Reproduce each entry below verbatim.

Stored data:

┄┄┄┄┄┄

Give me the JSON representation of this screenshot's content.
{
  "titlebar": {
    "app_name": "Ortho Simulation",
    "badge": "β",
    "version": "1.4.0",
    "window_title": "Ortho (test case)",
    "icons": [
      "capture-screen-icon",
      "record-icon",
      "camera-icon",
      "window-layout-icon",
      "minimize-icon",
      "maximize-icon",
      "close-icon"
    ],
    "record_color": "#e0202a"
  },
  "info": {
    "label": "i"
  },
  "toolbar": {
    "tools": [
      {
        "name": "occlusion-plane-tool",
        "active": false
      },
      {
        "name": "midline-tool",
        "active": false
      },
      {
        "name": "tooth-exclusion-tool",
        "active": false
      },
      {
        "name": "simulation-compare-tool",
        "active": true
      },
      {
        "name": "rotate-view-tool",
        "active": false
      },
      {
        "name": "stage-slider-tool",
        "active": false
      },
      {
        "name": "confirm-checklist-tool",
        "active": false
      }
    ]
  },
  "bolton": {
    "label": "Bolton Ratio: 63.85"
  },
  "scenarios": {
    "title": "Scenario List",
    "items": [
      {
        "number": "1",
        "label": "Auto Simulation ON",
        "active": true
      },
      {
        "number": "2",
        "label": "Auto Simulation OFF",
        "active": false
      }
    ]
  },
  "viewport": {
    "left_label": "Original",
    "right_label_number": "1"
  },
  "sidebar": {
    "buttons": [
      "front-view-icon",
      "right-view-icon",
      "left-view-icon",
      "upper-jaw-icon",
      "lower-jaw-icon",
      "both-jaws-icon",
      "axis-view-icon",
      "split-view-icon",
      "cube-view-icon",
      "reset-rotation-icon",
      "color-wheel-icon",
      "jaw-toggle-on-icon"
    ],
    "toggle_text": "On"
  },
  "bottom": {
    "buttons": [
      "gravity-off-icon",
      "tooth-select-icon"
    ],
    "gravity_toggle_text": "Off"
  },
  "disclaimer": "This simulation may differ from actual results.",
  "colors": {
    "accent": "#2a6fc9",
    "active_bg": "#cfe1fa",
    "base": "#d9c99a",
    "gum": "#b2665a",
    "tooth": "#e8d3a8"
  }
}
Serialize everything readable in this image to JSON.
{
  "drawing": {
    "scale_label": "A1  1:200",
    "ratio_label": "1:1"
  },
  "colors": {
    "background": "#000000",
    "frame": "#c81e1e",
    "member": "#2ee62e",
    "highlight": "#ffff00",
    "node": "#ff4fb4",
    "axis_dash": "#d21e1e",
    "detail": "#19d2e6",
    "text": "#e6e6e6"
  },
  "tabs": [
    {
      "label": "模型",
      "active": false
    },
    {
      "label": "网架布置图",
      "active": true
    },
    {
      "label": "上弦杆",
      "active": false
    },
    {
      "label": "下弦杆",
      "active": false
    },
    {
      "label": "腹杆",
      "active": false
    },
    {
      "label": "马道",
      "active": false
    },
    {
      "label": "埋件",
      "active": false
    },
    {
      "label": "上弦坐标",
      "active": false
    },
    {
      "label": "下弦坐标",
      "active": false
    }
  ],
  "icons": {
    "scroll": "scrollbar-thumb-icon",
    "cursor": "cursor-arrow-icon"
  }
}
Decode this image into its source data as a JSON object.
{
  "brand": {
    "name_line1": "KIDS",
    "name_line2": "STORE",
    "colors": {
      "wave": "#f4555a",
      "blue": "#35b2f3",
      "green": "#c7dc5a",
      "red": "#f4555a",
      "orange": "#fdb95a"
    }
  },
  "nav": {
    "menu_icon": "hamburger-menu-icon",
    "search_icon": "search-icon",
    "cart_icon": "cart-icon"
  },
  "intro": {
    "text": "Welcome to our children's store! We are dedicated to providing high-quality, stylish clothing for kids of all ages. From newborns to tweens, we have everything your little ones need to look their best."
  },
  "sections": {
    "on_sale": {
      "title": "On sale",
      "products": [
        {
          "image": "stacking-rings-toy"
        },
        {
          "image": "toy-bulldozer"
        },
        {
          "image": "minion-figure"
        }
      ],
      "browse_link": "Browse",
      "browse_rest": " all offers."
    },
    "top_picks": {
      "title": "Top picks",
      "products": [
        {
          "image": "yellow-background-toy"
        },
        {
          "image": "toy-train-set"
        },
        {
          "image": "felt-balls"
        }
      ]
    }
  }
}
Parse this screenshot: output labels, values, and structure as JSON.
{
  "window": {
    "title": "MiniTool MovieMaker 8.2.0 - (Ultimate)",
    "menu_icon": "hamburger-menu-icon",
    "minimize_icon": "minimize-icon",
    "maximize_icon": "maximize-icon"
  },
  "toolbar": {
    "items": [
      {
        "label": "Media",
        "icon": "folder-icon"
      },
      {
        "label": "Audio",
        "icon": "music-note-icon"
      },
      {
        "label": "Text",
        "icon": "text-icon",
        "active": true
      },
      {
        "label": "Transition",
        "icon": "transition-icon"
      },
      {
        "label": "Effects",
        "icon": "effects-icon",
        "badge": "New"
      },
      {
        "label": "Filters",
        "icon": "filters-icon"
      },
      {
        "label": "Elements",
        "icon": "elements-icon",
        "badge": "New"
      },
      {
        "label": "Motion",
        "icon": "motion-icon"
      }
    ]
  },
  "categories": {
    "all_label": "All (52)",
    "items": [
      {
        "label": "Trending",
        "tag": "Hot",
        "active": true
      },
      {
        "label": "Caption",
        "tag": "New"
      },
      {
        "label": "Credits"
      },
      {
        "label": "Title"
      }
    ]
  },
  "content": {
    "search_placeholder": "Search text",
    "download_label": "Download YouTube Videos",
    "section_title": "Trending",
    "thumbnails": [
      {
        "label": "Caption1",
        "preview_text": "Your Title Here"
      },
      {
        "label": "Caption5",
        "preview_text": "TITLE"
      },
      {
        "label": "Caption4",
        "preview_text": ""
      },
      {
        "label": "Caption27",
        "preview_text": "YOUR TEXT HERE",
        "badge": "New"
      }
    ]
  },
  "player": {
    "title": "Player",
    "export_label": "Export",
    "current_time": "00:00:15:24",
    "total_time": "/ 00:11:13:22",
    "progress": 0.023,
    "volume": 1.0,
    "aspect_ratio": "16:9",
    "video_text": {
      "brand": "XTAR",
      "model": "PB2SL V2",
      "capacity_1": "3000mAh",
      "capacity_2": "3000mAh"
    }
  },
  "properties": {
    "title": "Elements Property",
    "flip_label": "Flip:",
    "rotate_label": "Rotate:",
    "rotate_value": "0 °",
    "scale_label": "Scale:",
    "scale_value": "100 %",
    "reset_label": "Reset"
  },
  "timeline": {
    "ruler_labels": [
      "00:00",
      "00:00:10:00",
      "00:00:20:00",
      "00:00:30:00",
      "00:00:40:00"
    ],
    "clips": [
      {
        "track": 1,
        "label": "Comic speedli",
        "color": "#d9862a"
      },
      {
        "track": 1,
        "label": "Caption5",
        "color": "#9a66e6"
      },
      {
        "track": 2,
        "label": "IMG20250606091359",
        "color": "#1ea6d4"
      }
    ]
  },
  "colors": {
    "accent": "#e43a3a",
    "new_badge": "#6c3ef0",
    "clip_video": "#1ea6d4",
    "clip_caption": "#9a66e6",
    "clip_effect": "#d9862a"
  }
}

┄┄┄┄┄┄

• Answer to this task:
Give me the JSON representation of this screenshot's content.
{
  "titlebar": {
    "app_name": "Ortho Simulation",
    "badge": "β",
    "version": "1.4.0",
    "window_title": "Ortho (test case)",
    "icons": [
      "capture-screen-icon",
      "record-icon",
      "camera-icon",
      "window-layout-icon",
      "minimize-icon",
      "maximize-icon",
      "close-icon"
    ],
    "record_color": "#e0202a"
  },
  "info": {
    "label": "i"
  },
  "toolbar": {
    "tools": [
      {
        "name": "occlusion-plane-tool",
        "active": false
      },
      {
        "name": "midline-tool",
        "active": false
      },
      {
        "name": "tooth-exclusion-tool",
        "active": false
      },
      {
        "name": "simulation-compare-tool",
        "active": true
      },
      {
        "name": "rotate-view-tool",
        "active": false
      },
      {
        "name": "stage-slider-tool",
        "active": false
      },
      {
        "name": "confirm-checklist-tool",
        "active": false
      }
    ]
  },
  "bolton": {
    "label": "Bolton Ratio: 63.85"
  },
  "scenarios": {
    "title": "Scenario List",
    "items": [
      {
        "number": "1",
        "label": "Auto Simulation ON",
        "active": true
      },
      {
        "number": "2",
        "label": "Auto Simulation OFF",
        "active": false
      }
    ]
  },
  "viewport": {
    "left_label": "Original",
    "right_label_number": "1"
  },
  "sidebar": {
    "buttons": [
      "front-view-icon",
      "right-view-icon",
      "left-view-icon",
      "upper-jaw-icon",
      "lower-jaw-icon",
      "both-jaws-icon",
      "axis-view-icon",
      "split-view-icon",
      "cube-view-icon",
      "reset-rotation-icon",
      "color-wheel-icon",
      "jaw-toggle-on-icon"
    ],
    "toggle_text": "On"
  },
  "bottom": {
    "buttons": [
      "gravity-off-icon",
      "tooth-select-icon"
    ],
    "gravity_toggle_text": "Off"
  },
  "disclaimer": "This simulation may differ from actual results.",
  "colors": {
    "accent": "#2a6fc9",
    "active_bg": "#cfe1fa",
    "base": "#d9c99a",
    "gum": "#b2665a",
    "tooth": "#e8d3a8"
  }
}
Serialize everything readable in this image to JSON.
{
  "drawing": {
    "scale_label": "A1  1:200",
    "ratio_label": "1:1"
  },
  "colors": {
    "background": "#000000",
    "frame": "#c81e1e",
    "member": "#2ee62e",
    "highlight": "#ffff00",
    "node": "#ff4fb4",
    "axis_dash": "#d21e1e",
    "detail": "#19d2e6",
    "text": "#e6e6e6"
  },
  "tabs": [
    {
      "label": "模型",
      "active": false
    },
    {
      "label": "网架布置图",
      "active": true
    },
    {
      "label": "上弦杆",
      "active": false
    },
    {
      "label": "下弦杆",
      "active": false
    },
    {
      "label": "腹杆",
      "active": false
    },
    {
      "label": "马道",
      "active": false
    },
    {
      "label": "埋件",
      "active": false
    },
    {
      "label": "上弦坐标",
      "active": false
    },
    {
      "label": "下弦坐标",
      "active": false
    }
  ],
  "icons": {
    "scroll": "scrollbar-thumb-icon",
    "cursor": "cursor-arrow-icon"
  }
}
Decode this image into its source data as a JSON object.
{
  "brand": {
    "name_line1": "KIDS",
    "name_line2": "STORE",
    "colors": {
      "wave": "#f4555a",
      "blue": "#35b2f3",
      "green": "#c7dc5a",
      "red": "#f4555a",
      "orange": "#fdb95a"
    }
  },
  "nav": {
    "menu_icon": "hamburger-menu-icon",
    "search_icon": "search-icon",
    "cart_icon": "cart-icon"
  },
  "intro": {
    "text": "Welcome to our children's store! We are dedicated to providing high-quality, stylish clothing for kids of all ages. From newborns to tweens, we have everything your little ones need to look their best."
  },
  "sections": {
    "on_sale": {
      "title": "On sale",
      "products": [
        {
          "image": "stacking-rings-toy"
        },
        {
          "image": "toy-bulldozer"
        },
        {
          "image": "minion-figure"
        }
      ],
      "browse_link": "Browse",
      "browse_rest": " all offers."
    },
    "top_picks": {
      "title": "Top picks",
      "products": [
        {
          "image": "yellow-background-toy"
        },
        {
          "image": "toy-train-set"
        },
        {
          "image": "felt-balls"
        }
      ]
    }
  }
}
Parse this screenshot: output labels, values, and structure as JSON.
{
  "window": {
    "title": "MiniTool MovieMaker 8.2.0 - (Ultimate)",
    "menu_icon": "hamburger-menu-icon",
    "minimize_icon": "minimize-icon",
    "maximize_icon": "maximize-icon"
  },
  "toolbar": {
    "items": [
      {
        "label": "Media",
        "icon": "folder-icon"
      },
      {
        "label": "Audio",
        "icon": "music-note-icon"
      },
      {
        "label": "Text",
        "icon": "text-icon",
        "active": true
      },
      {
        "label": "Transition",
        "icon": "transition-icon"
      },
      {
        "label": "Effects",
        "icon": "effects-icon",
        "badge": "New"
      },
      {
        "label": "Filters",
        "icon": "filters-icon"
      },
      {
        "label": "Elements",
        "icon": "elements-icon",
        "badge": "New"
      },
      {
        "label": "Motion",
        "icon": "motion-icon"
      }
    ]
  },
  "categories": {
    "all_label": "All (52)",
    "items": [
      {
        "label": "Trending",
        "tag": "Hot",
        "active": true
      },
      {
        "label": "Caption",
        "tag": "New"
      },
      {
        "label": "Credits"
      },
      {
        "label": "Title"
      }
    ]
  },
  "content": {
    "search_placeholder": "Search text",
    "download_label": "Download YouTube Videos",
    "section_title": "Trending",
    "thumbnails": [
      {
        "label": "Caption1",
        "preview_text": "Your Title Here"
      },
      {
        "label": "Caption5",
        "preview_text": "TITLE"
      },
      {
        "label": "Caption4",
        "preview_text": ""
      },
      {
        "label": "Caption27",
        "preview_text": "YOUR TEXT HERE",
        "badge": "New"
      }
    ]
  },
  "player": {
    "title": "Player",
    "export_label": "Export",
    "current_time": "00:00:15:24",
    "total_time": "/ 00:11:13:22",
    "progress": 0.023,
    "volume": 1.0,
    "aspect_ratio": "16:9",
    "video_text": {
      "brand": "XTAR",
      "model": "PB2SL V2",
      "capacity_1": "3000mAh",
      "capacity_2": "3000mAh"
    }
  },
  "properties": {
    "title": "Elements Property",
    "flip_label": "Flip:",
    "rotate_label": "Rotate:",
    "rotate_value": "0 °",
    "scale_label": "Scale:",
    "scale_value": "100 %",
    "reset_label": "Reset"
  },
  "timeline": {
    "ruler_labels": [
      "00:00",
      "00:00:10:00",
      "00:00:20:00",
      "00:00:30:00",
      "00:00:40:00"
    ],
    "clips": [
      {
        "track": 1,
        "label": "Comic speedli",
        "color": "#d9862a"
      },
      {
        "track": 1,
        "label": "Caption5",
        "color": "#9a66e6"
      },
      {
        "track": 2,
        "label": "IMG20250606091359",
        "color": "#1ea6d4"
      }
    ]
  },
  "colors": {
    "accent": "#e43a3a",
    "new_badge": "#6c3ef0",
    "clip_video": "#1ea6d4",
    "clip_caption": "#9a66e6",
    "clip_effect": "#d9862a"
  }
}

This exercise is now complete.